Supplied records —
○ ○ ○ ○ ○ ○ ○

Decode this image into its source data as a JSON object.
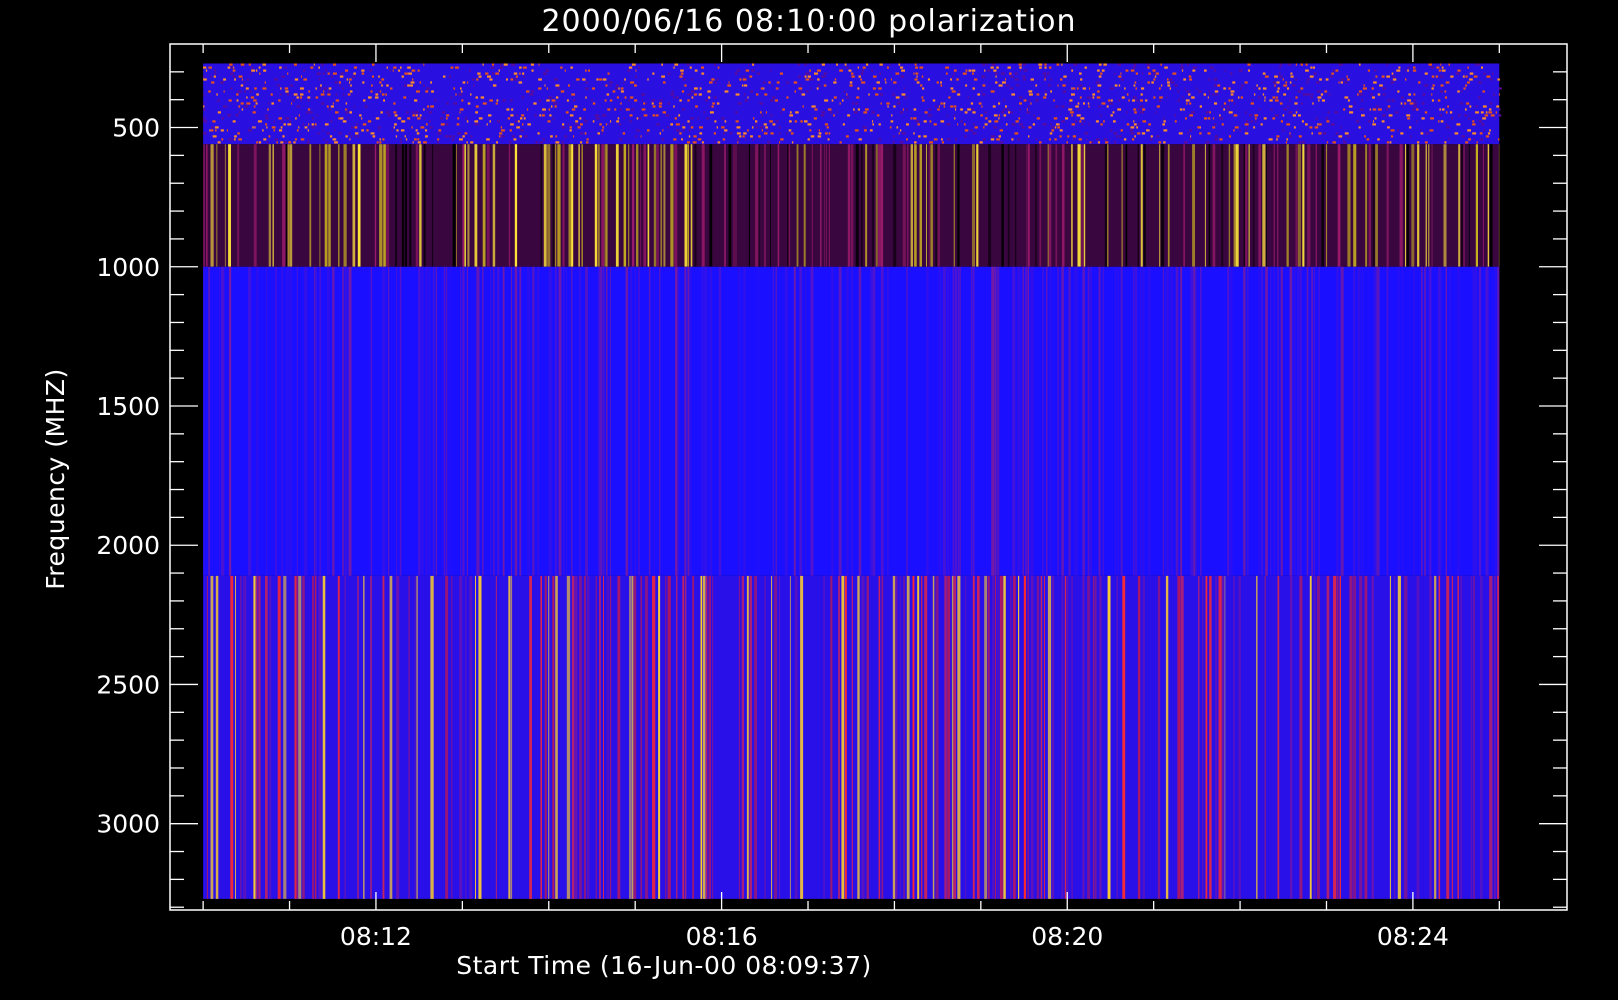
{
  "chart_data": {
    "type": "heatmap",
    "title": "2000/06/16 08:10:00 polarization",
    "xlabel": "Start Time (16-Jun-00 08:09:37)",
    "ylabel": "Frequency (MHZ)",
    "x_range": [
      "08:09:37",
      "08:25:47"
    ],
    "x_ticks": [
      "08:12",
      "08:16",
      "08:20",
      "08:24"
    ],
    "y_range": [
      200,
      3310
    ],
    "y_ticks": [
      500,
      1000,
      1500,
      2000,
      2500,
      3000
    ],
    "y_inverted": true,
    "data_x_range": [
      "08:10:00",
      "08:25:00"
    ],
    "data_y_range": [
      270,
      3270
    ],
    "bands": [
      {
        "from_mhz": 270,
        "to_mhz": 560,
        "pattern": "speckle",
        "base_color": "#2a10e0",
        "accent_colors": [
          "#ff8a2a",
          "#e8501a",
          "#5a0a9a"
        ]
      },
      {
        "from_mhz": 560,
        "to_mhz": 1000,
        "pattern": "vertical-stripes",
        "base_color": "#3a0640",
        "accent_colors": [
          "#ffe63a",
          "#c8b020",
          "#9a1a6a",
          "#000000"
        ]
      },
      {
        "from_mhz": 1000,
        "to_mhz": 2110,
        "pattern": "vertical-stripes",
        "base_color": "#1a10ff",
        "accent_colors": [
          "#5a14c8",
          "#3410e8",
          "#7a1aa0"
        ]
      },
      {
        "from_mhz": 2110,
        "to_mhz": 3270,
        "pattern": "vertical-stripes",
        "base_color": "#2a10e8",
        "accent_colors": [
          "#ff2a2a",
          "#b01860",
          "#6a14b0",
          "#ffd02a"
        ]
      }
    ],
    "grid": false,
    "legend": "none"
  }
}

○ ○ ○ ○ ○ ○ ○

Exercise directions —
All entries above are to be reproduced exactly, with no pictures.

Answer space —
Decode this image into its source data as a JSON object.
{
  "chart_data": {
    "type": "heatmap",
    "title": "2000/06/16 08:10:00 polarization",
    "xlabel": "Start Time (16-Jun-00 08:09:37)",
    "ylabel": "Frequency (MHZ)",
    "x_range": [
      "08:09:37",
      "08:25:47"
    ],
    "x_ticks": [
      "08:12",
      "08:16",
      "08:20",
      "08:24"
    ],
    "y_range": [
      200,
      3310
    ],
    "y_ticks": [
      500,
      1000,
      1500,
      2000,
      2500,
      3000
    ],
    "y_inverted": true,
    "data_x_range": [
      "08:10:00",
      "08:25:00"
    ],
    "data_y_range": [
      270,
      3270
    ],
    "bands": [
      {
        "from_mhz": 270,
        "to_mhz": 560,
        "pattern": "speckle",
        "base_color": "#2a10e0",
        "accent_colors": [
          "#ff8a2a",
          "#e8501a",
          "#5a0a9a"
        ]
      },
      {
        "from_mhz": 560,
        "to_mhz": 1000,
        "pattern": "vertical-stripes",
        "base_color": "#3a0640",
        "accent_colors": [
          "#ffe63a",
          "#c8b020",
          "#9a1a6a",
          "#000000"
        ]
      },
      {
        "from_mhz": 1000,
        "to_mhz": 2110,
        "pattern": "vertical-stripes",
        "base_color": "#1a10ff",
        "accent_colors": [
          "#5a14c8",
          "#3410e8",
          "#7a1aa0"
        ]
      },
      {
        "from_mhz": 2110,
        "to_mhz": 3270,
        "pattern": "vertical-stripes",
        "base_color": "#2a10e8",
        "accent_colors": [
          "#ff2a2a",
          "#b01860",
          "#6a14b0",
          "#ffd02a"
        ]
      }
    ],
    "grid": false,
    "legend": "none"
  }
}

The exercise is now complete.